“The issue here is distinct. EPA now claims the authority to waive the law’s requirements at will, without regard to the regulations it has passed, and without any precedential value one way or another for future parties,” said the appeals court. “That unbounded discretion exceeds the agency’s authority. We cannot discern any ambiguity or conflict between the Clean Air Act’s enforcement requirements, and the statutory decision making deadline. And the statute does not permit EPA to waive current NAAQS and BACT requirements whenever it finds it convenient to do so. The foregoing conclusion ends the inquiry.”
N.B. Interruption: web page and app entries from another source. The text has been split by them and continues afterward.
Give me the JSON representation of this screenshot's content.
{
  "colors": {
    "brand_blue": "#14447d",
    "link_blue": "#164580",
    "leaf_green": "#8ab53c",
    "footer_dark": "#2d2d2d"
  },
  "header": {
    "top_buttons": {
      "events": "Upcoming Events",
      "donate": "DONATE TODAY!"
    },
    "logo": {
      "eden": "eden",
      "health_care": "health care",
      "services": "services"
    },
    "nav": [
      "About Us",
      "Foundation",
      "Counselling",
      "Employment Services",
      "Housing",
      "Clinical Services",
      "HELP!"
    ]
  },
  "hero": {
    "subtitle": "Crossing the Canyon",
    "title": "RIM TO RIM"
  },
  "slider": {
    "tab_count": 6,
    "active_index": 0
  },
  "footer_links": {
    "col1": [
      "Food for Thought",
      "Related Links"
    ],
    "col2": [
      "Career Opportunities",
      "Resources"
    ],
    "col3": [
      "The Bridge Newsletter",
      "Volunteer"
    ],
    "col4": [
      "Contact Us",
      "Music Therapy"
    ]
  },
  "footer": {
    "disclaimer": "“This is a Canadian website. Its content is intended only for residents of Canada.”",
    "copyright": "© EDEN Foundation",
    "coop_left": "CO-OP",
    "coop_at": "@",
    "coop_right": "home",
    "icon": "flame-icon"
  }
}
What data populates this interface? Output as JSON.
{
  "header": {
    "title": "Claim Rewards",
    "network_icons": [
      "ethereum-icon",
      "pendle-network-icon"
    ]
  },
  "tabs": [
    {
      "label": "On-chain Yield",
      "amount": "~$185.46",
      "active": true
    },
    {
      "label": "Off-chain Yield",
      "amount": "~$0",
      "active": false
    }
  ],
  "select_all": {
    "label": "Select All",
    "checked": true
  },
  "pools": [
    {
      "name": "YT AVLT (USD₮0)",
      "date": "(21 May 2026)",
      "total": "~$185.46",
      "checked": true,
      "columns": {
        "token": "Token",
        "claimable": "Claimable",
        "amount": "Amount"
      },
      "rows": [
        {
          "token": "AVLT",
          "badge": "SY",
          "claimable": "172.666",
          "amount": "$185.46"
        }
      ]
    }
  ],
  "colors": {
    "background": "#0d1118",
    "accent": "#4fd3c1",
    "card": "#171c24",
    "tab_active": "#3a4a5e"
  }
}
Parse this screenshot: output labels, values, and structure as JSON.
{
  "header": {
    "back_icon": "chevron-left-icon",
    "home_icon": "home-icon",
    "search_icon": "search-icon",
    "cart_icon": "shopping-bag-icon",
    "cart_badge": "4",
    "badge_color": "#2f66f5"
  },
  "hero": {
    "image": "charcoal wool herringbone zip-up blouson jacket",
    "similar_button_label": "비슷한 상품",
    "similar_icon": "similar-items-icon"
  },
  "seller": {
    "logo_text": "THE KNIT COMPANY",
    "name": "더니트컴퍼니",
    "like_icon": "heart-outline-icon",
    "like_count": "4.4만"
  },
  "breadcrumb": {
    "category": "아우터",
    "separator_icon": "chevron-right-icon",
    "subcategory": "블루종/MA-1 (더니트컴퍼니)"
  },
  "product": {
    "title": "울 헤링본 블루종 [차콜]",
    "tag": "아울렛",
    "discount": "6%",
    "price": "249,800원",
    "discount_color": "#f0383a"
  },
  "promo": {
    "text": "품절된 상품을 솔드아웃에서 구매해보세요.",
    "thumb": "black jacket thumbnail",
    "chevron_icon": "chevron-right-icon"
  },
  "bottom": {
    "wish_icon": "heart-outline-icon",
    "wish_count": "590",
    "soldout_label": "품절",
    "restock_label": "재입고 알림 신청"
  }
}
EPA relies heavily on the argument that the equities weigh in favor of Avenal Power and the appeals court panel said it agrees that the power producer has been hurt in this process. “Avenal Power filed its application over six years ago, and endeavored to work with EPA for years, even after filing suit, to obtain a final decision. But however regrettable EPA’s treatment of Avenal Power has been, we simply cannot disregard the plain language of the Clean Air Act, or overlook the reason why an applicant must comply with revised and newly stringent standards —that is, ‘to protect and enhance the quality of the Nation’s air resources so as to promote the public health and welfare and the productive capacity of its population.’ Honoring the statute’s plain language and overriding purpose, we must send EPA and Avenal Power back to the drawing board.”